Feature Article

Child's Play: How Mark Hamill Brought Innocence To Chucky In Movie Reboot

GameSpot may receive revenue from affiliate and advertising partnerships for sharing this content and from purchases through links.

Child's Play is in theaters on June 21.

The Child's Play reboot movie filmed in late 2018, though at that point, nobody was signed on to give a voice to the maniacal Chucky doll. Instead, it was revealed at WonderCon in March that Star Wars and Batman: The Animated Series alum Mark Hamill was taking on the role.

It presented an intriguing situation for both Hamill and director Lars Klevberg, as the physical embodiment of Chucky and the way he moves and acts was already set in stone. Still, as Klevberg told GameSpot during a recent interview, the iconic actor was able to help shape the character in ways even he didn't expect.

Please use a html5 video capable browser to watch videos.
This video has an invalid file format.
Sorry, but you can't access this content!
Please enter your date of birth to view this video

By clicking 'enter', you agree to GameSpot's
Terms of Use and Privacy Policy

Now Playing: Child's Play - First Clip

"I think that I had a clear idea of what I would like to have on this. But I said to [Mark], 'I want to be open,' and so we together we could find the perfect spot of creating this character," the director explained. "And he was just amazing; it's just super professional. But what had struck me the most is--I knew he could deliver all of that. It's not like you're hiring Mark Hamill and, 'Oh, can he deliver?' Like, you knew that immediately. But the way he was feeling and presenting these small bits, like the nuance in between takes. I can give him a line, and he presents three lines... It's words, beats, like milliseconds that he waited, so it was just, he's just amazing. And voice acting is difficult because you just have your voice. it's just internal; you're putting it on a piece of canvas like a painting."

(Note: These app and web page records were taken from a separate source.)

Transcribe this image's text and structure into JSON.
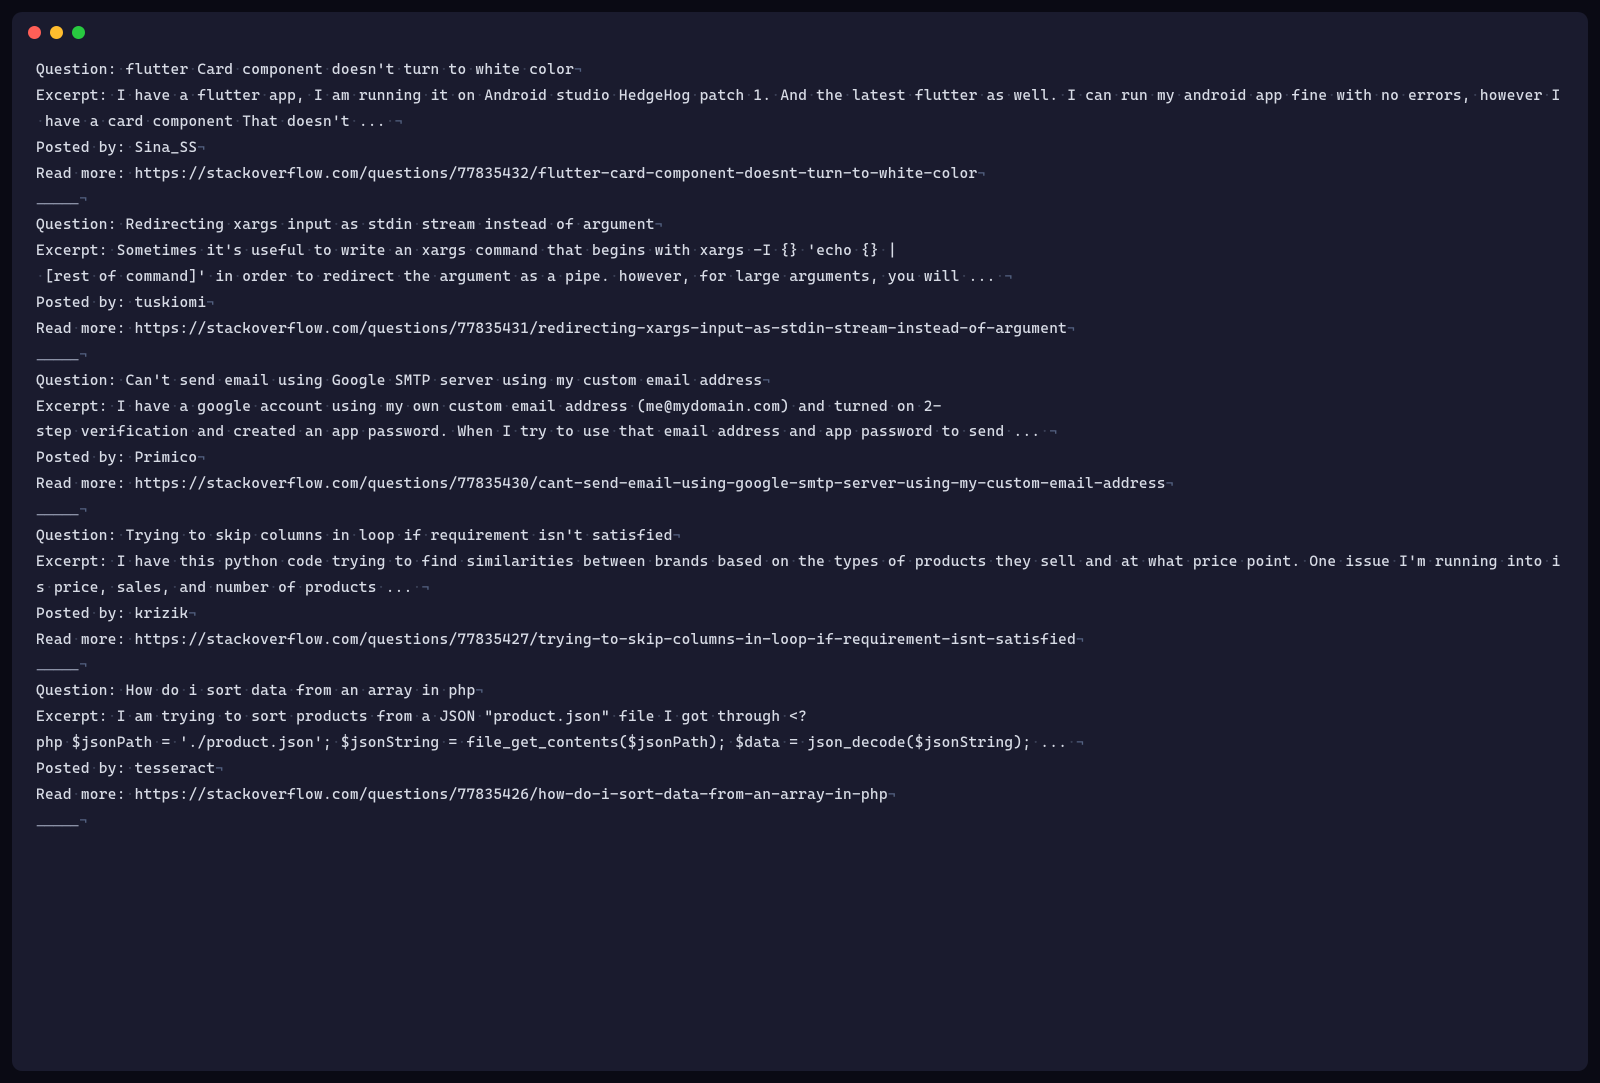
{
  "labels": {
    "question": "Question:",
    "excerpt": "Excerpt:",
    "posted_by": "Posted by:",
    "read_more": "Read more:",
    "separator": "_____"
  },
  "entries": [
    {
      "question": "flutter Card component doesn't turn to white color",
      "excerpt": "I have a flutter app, I am running it on Android studio HedgeHog patch 1. And the latest flutter as well. I can run my android app fine with no errors, however I have a card component That doesn't ... ",
      "posted_by": "Sina_SS",
      "read_more": "https://stackoverflow.com/questions/77835432/flutter-card-component-doesnt-turn-to-white-color",
      "show_separator": true
    },
    {
      "question": "Redirecting xargs input as stdin stream instead of argument",
      "excerpt": "Sometimes it's useful to write an xargs command that begins with xargs -I {} 'echo {} | [rest of command]' in order to redirect the argument as a pipe. however, for large arguments, you will ... ",
      "posted_by": "tuskiomi",
      "read_more": "https://stackoverflow.com/questions/77835431/redirecting-xargs-input-as-stdin-stream-instead-of-argument",
      "show_separator": true
    },
    {
      "question": "Can't send email using Google SMTP server using my custom email address",
      "excerpt": "I have a google account using my own custom email address (me@mydomain.com) and turned on 2-step verification and created an app password. When I try to use that email address and app password to send ... ",
      "posted_by": "Primico",
      "read_more": "https://stackoverflow.com/questions/77835430/cant-send-email-using-google-smtp-server-using-my-custom-email-address",
      "show_separator": true
    },
    {
      "question": "Trying to skip columns in loop if requirement isn't satisfied",
      "excerpt": "I have this python code trying to find similarities between brands based on the types of products they sell and at what price point. One issue I'm running into is price, sales, and number of products ... ",
      "posted_by": "krizik",
      "read_more": "https://stackoverflow.com/questions/77835427/trying-to-skip-columns-in-loop-if-requirement-isnt-satisfied",
      "show_separator": true
    },
    {
      "question": "How do i sort data from an array in php",
      "excerpt": "I am trying to sort products from a JSON \"product.json\" file I got through <?php $jsonPath = './product.json'; $jsonString = file_get_contents($jsonPath); $data = json_decode($jsonString); ... ",
      "posted_by": "tesseract",
      "read_more": "https://stackoverflow.com/questions/77835426/how-do-i-sort-data-from-an-array-in-php",
      "show_separator": true
    }
  ]
}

No Caption Provided

That nuance helped to establish Hamill's view of the character, whose origin story is much different from the original film. While the 1988 Child's Play saw a Chucky doll being possessed by the soul of a serial killer, the reboot instead presents Chucky as a smart toy with malfunctioning artificial intelligence.

Instead of being murderous right out of the gate, Hamill explained in a press conference for the film that this new Chucky "was really like an innocent child, just learning from what goes on around him." And in that, he was determined to protect his best friend Andy (Gabriel Bateman).

"For this movie, you understand Chucky's motivation, you understand he is going to be Andy's best friend, he's going to protect Andy and going to be his friend until the end," Klevberg said. "But he's self-aware. And self-aware entities, [the] first question is, 'What is my purpose in life? What am I here?' And that's cool with this one because Chucky kind of figures out, 'Okay, I have to be Andy's best friend and I'm going to protect him from whatever makes him sad,' but he doesn't have his experience, or skill set, or analytical gifts to understand what that means."

What that leaves the movie with is a thinking toy that reasons the only way to protect the child it has imprinted on is by killing and maiming anything it perceives as a threat. Of course, if you've seen a trailer for the new Child's Play movie, everything and everyone is a threat Chucky needs to take care of. What else would you expect from a friend until the end?

Child's Play is in theaters on June 21.

Got a news tip or want to contact us directly? Email news@gamespot.com


Chris E. Hayner

Chris E. Hayner is Senior Editor at GameSpot, responsible for the site's entertainment content. Previously, he contributed to a number of outlets including The Hollywood Report, IGN, Mashable, CBS Interactive, Tribune Media, and Nerdist. Chris loves all movies, but especially Jaws and Paddington 2.

Back To Top